Release Date: November 1, 2009

Low Tide

Corporate Report

With projects postponed or halted, 2009 has been a difficult year for the construction industry in Wisconsin As 2009 begins to come to a close, it doesn't take too much thought for Jim Rossmeissl senior executive vice president at Boldt Construction to offer an accurate assessment of this past year. "It was an abysmal year for the economy in general," he says. "In that respect, 2009 wouldn't be quite that bad for the construction industry since many companies have spent this past year working off backloads." From his own perspective, this calendar year has been an "okay" year for volume and "difficult" from a booking standpoint for Appleton-based Boldt, which is indicative of a larger problem at hand for the construction industry. "In general, our industry is one of the last to come out of a bad economy," he says. "So while there may be signs of improvement, the recession is likely to affect the construction industry well into 2010." The effects, however, have already been felt throughout the state in both the commercial and residential construction segments. Wisconsin was certainly not immune to the mulof forces that caused the downward trend in Homebuilding due to loose lending practices, job loss arid the personal spending freeze," says Annie Rubens, .Wisconsin Builders Association director of communications. "Many small business owners in the construction industry were forced to close their doors and lay off long term, even family member employees due to lack of work." But there is some good news.

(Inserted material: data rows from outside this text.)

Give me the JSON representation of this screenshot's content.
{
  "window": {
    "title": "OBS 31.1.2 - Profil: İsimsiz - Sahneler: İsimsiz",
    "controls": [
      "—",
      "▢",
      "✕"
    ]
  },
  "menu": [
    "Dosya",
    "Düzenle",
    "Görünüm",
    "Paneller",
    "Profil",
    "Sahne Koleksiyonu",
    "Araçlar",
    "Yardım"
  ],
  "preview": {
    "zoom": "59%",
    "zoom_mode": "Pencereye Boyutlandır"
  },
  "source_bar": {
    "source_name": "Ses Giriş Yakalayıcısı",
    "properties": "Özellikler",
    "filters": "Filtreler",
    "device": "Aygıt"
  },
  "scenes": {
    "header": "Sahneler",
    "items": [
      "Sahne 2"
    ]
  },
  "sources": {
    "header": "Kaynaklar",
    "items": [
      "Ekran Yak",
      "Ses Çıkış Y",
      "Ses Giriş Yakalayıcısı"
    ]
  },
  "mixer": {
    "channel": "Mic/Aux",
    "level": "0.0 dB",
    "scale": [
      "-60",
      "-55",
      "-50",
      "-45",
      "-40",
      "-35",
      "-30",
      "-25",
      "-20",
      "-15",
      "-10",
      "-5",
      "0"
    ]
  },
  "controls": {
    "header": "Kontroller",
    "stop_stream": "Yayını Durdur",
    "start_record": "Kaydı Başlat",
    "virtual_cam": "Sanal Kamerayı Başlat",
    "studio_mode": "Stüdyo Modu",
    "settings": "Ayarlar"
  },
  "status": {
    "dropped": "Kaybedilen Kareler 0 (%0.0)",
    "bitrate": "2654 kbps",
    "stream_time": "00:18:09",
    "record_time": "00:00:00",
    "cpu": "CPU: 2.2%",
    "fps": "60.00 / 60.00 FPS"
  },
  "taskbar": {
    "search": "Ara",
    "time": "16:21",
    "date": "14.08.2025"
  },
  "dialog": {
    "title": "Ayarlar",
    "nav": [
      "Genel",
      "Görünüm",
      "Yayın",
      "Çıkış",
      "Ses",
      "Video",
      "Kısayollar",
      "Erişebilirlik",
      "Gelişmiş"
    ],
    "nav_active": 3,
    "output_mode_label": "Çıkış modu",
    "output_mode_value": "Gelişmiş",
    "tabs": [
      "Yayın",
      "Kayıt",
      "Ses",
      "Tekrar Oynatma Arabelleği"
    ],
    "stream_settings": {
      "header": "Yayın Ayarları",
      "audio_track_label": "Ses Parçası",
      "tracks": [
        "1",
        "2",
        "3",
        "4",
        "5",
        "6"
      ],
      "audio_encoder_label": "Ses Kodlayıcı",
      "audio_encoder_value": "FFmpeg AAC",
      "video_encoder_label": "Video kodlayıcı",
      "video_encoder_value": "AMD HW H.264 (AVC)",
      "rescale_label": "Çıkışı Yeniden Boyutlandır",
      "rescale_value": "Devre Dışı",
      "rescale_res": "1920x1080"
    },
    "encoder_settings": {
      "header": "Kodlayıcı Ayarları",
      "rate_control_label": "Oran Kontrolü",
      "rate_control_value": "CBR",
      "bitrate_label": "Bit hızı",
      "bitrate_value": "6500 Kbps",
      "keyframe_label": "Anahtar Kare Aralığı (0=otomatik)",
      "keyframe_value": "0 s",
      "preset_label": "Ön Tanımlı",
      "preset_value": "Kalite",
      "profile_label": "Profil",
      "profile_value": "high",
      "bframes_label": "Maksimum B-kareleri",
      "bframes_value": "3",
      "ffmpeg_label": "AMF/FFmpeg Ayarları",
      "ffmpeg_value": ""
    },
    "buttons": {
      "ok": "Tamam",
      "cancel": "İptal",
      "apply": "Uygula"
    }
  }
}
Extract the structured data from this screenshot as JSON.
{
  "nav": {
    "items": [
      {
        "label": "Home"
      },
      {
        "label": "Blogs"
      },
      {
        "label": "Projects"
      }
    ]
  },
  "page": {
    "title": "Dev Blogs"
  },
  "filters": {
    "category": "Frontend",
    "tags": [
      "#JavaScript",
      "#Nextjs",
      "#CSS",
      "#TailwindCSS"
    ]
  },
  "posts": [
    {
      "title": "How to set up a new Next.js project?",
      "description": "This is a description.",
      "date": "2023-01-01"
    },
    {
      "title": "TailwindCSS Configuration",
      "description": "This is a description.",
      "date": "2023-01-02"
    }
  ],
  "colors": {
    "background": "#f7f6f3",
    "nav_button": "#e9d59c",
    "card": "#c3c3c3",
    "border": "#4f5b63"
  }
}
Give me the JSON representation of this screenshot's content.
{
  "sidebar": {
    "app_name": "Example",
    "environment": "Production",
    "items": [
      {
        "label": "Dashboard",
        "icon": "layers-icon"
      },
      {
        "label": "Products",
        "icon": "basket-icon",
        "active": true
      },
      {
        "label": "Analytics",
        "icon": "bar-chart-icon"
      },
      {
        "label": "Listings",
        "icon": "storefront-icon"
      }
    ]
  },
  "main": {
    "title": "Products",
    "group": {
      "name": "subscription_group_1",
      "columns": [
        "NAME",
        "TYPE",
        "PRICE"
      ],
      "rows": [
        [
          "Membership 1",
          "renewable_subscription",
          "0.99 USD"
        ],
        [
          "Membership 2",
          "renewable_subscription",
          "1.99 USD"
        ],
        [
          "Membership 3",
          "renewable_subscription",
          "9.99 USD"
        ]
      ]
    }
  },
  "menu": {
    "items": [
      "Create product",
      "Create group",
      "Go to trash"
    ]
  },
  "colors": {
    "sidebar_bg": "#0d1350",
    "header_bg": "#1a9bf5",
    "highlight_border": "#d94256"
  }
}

Rubens notes that housing demand, supported by the first-time home buyer tax credit, has shown some improvement since hitting bottom in January. That has also sropped the slide in home prices in some markets. Nationally, single-family building permits in August were down 33 percent from 2008; Wisconsin was slighrly below that at 31 percent. As the very least, even successful companies have found 2009 to be challenging. "Builders are very resilient," notes WBA President Doug Scott. "And many have expanded their business to include remodeling as a way to expand their opportunities to gain customers." In commercial construction, Rossmeissl says that some market segments have fared better than others. "Commercial construction, buildings for developers and manufacturing were all down this year," he notes. "But other sectors weren't quite as bad, such as power/energy and higher education." So is there some light at the end of the 2009 tunnel? Quite possibly, yes. "In the past month, I feel like we've engaged with more clients who are discussing projects," says Rossmeissl. "They're dipping their toes back in the water . . . they're not diving in yet, but there is some movement. I am sensing a little optimism and there is opportunity out there." His concerns rest on the fact that this recession may indeed include a "jobless recovery." "If that's the case, I think the recovery will be temporary," he hypothesizes. "It can't be permanent - people need money to spend and if they don't have that money, long-term I don't think recovery can be sustained." Rossmeissl's thoughts are echoed by National Association of Home Builders Chief Economist David Crowe. "The economy does seem to be in the early phase of a recovery as government money from the stimulus package is just beginning to flow into the economy, sparking some spending," he says. "Early indications are that overall output is on the rise, even as some parts of the economy continue to shed jobs. Unfortunately, job losses are still outstripping job gains, resulting in a net loss of jobs, and the outlook is for further job losses into early next year." He predicts that the lasting impact will be a recovery, albeit a fragile one for 2010, and Crowe is not alone. More than 80 percent of the economists responding to the National Association for Business Economics forecast believe that the recession is now over, although they generally expect the recovery to be slower than usual